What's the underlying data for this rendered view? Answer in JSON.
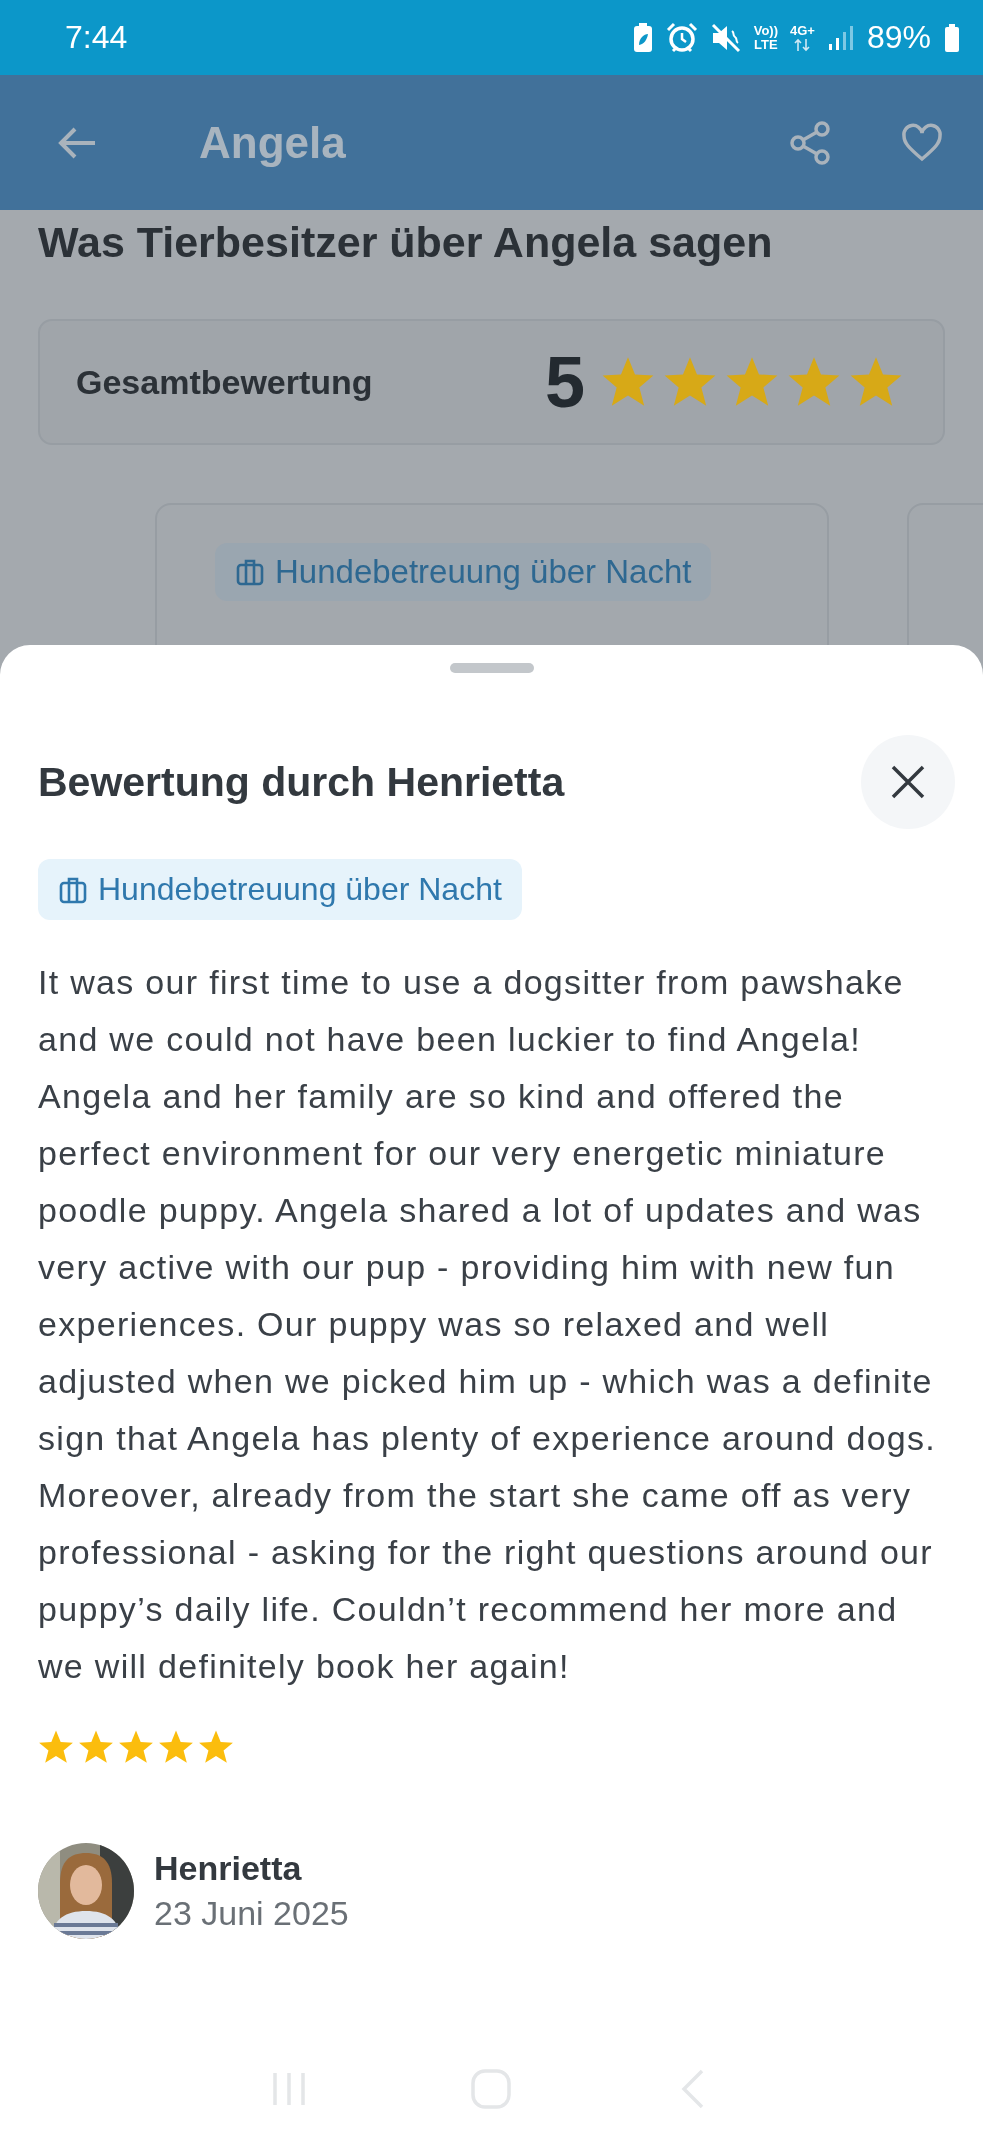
{
  "status_bar": {
    "time": "7:44",
    "volte_top": "Vo))",
    "volte_bottom": "LTE",
    "network": "4G+",
    "battery": "89%"
  },
  "header": {
    "title": "Angela"
  },
  "page": {
    "heading": "Was Tierbesitzer über Angela sagen",
    "overall": {
      "label": "Gesamtbewertung",
      "score": "5",
      "stars": 5
    },
    "review_cards": [
      {
        "tag": "Hundebetreuung über Nacht"
      }
    ]
  },
  "sheet": {
    "title": "Bewertung durch Henrietta",
    "tag": "Hundebetreuung über Nacht",
    "text": "It was our first time to use a dogsitter from pawshake and we could not have been luckier to find Angela! Angela and her family are so kind and offered the perfect environment for our very energetic miniature poodle puppy. Angela shared a lot of updates and was very active with our pup - providing him with new fun experiences. Our puppy was so relaxed and well adjusted when we picked him up - which was a definite sign that Angela has plenty of experience around dogs. Moreover, already from the start she came off as very professional - asking for the right questions around our puppy’s daily life. Couldn’t recommend her more and we will definitely book her again!",
    "stars": 5,
    "reviewer": {
      "name": "Henrietta",
      "date": "23 Juni 2025"
    }
  }
}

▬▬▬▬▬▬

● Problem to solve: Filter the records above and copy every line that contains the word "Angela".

● Response to this exercise:
    "title": "Angela"
    "heading": "Was Tierbesitzer über Angela sagen",
    "text": "It was our first time to use a dogsitter from pawshake and we could not have been luckier to find Angela! Angela and her family are so kind and offered the perfect environment for our very energetic miniature poodle puppy. Angela shared a lot of updates and was very active with our pup - providing him with new fun experiences. Our puppy was so relaxed and well adjusted when we picked him up - which was a definite sign that Angela has plenty of experience around dogs. Moreover, already from the start she came off as very professional - asking for the right questions around our puppy’s daily life. Couldn’t recommend her more and we will definitely book her again!",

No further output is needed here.